__What you need to do__.
Return all of the data exactly, omitting any images.

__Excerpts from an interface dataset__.
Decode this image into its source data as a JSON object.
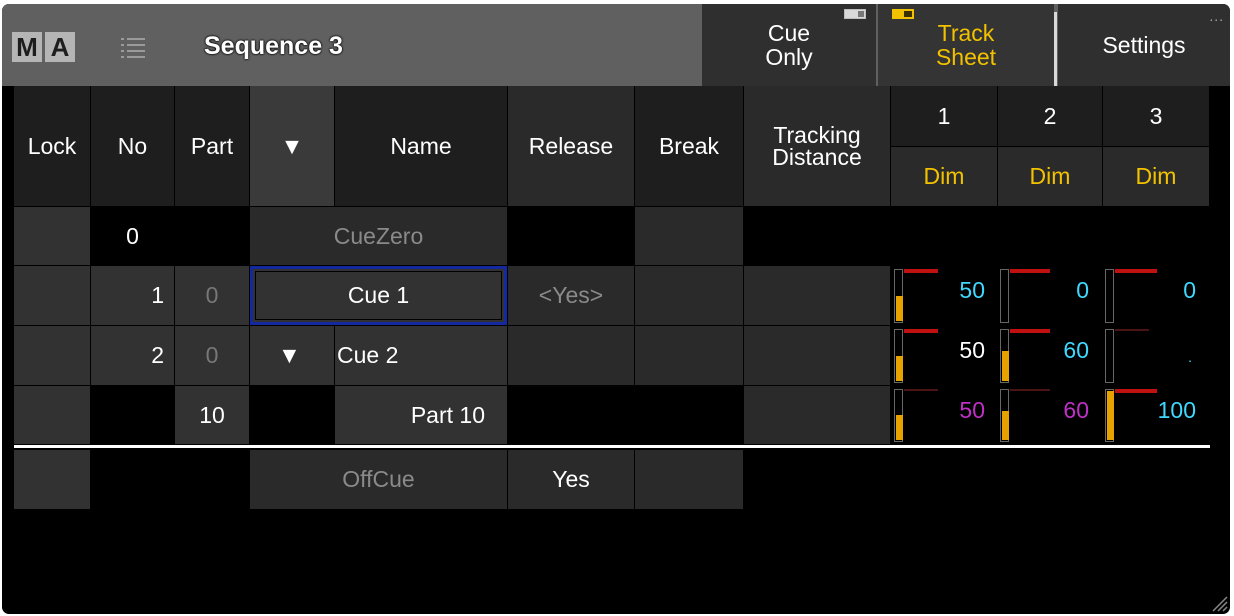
{
  "window": {
    "logo": [
      "M",
      "A"
    ],
    "title": "Sequence 3",
    "icons": {
      "list": "list-icon",
      "grip": "resize-grip-icon"
    }
  },
  "toolbar": {
    "cue_only": {
      "line1": "Cue",
      "line2": "Only"
    },
    "track_sheet": {
      "line1": "Track",
      "line2": "Sheet",
      "active": true
    },
    "settings": "Settings",
    "settings_dots": "..."
  },
  "columns": {
    "lock": "Lock",
    "no": "No",
    "part": "Part",
    "expand": "▼",
    "name": "Name",
    "release": "Release",
    "break": "Break",
    "tracking_line1": "Tracking",
    "tracking_line2": "Distance",
    "fixtures": [
      {
        "id": "1",
        "attr": "Dim"
      },
      {
        "id": "2",
        "attr": "Dim"
      },
      {
        "id": "3",
        "attr": "Dim"
      }
    ]
  },
  "rows": {
    "cuezero": {
      "no": "0",
      "name": "CueZero"
    },
    "cue1": {
      "no": "1",
      "part": "0",
      "name": "Cue  1",
      "release": "<Yes>",
      "values": [
        {
          "text": "50",
          "level": 0.5,
          "color": "#3fd9ff"
        },
        {
          "text": "0",
          "level": 0,
          "color": "#3fd9ff"
        },
        {
          "text": "0",
          "level": 0,
          "color": "#3fd9ff"
        }
      ]
    },
    "cue2": {
      "expand": "▼",
      "no": "2",
      "part": "0",
      "name": "Cue  2",
      "values": [
        {
          "text": "50",
          "level": 0.5,
          "color": "#ffffff"
        },
        {
          "text": "60",
          "level": 0.6,
          "color": "#3fd9ff"
        },
        {
          "text": ".",
          "level": 0,
          "color": "#3fd9ff"
        }
      ]
    },
    "part10": {
      "part": "10",
      "name": "Part  10",
      "values": [
        {
          "text": "50",
          "level": 0.5,
          "color": "#c02fc6"
        },
        {
          "text": "60",
          "level": 0.6,
          "color": "#c02fc6"
        },
        {
          "text": "100",
          "level": 1.0,
          "color": "#3fd9ff"
        }
      ]
    },
    "offcue": {
      "name": "OffCue",
      "release": "Yes"
    }
  },
  "colors": {
    "accent": "#f2c200",
    "fill": "#e6a300",
    "selection": "#1428a0"
  }
}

__Output below__.
Decode this image into its source data as a JSON object.
{
  "window": {
    "logo": [
      "M",
      "A"
    ],
    "title": "Sequence 3",
    "icons": {
      "list": "list-icon",
      "grip": "resize-grip-icon"
    }
  },
  "toolbar": {
    "cue_only": {
      "line1": "Cue",
      "line2": "Only"
    },
    "track_sheet": {
      "line1": "Track",
      "line2": "Sheet",
      "active": true
    },
    "settings": "Settings",
    "settings_dots": "..."
  },
  "columns": {
    "lock": "Lock",
    "no": "No",
    "part": "Part",
    "expand": "▼",
    "name": "Name",
    "release": "Release",
    "break": "Break",
    "tracking_line1": "Tracking",
    "tracking_line2": "Distance",
    "fixtures": [
      {
        "id": "1",
        "attr": "Dim"
      },
      {
        "id": "2",
        "attr": "Dim"
      },
      {
        "id": "3",
        "attr": "Dim"
      }
    ]
  },
  "rows": {
    "cuezero": {
      "no": "0",
      "name": "CueZero"
    },
    "cue1": {
      "no": "1",
      "part": "0",
      "name": "Cue  1",
      "release": "<Yes>",
      "values": [
        {
          "text": "50",
          "level": 0.5,
          "color": "#3fd9ff"
        },
        {
          "text": "0",
          "level": 0,
          "color": "#3fd9ff"
        },
        {
          "text": "0",
          "level": 0,
          "color": "#3fd9ff"
        }
      ]
    },
    "cue2": {
      "expand": "▼",
      "no": "2",
      "part": "0",
      "name": "Cue  2",
      "values": [
        {
          "text": "50",
          "level": 0.5,
          "color": "#ffffff"
        },
        {
          "text": "60",
          "level": 0.6,
          "color": "#3fd9ff"
        },
        {
          "text": ".",
          "level": 0,
          "color": "#3fd9ff"
        }
      ]
    },
    "part10": {
      "part": "10",
      "name": "Part  10",
      "values": [
        {
          "text": "50",
          "level": 0.5,
          "color": "#c02fc6"
        },
        {
          "text": "60",
          "level": 0.6,
          "color": "#c02fc6"
        },
        {
          "text": "100",
          "level": 1.0,
          "color": "#3fd9ff"
        }
      ]
    },
    "offcue": {
      "name": "OffCue",
      "release": "Yes"
    }
  },
  "colors": {
    "accent": "#f2c200",
    "fill": "#e6a300",
    "selection": "#1428a0"
  }
}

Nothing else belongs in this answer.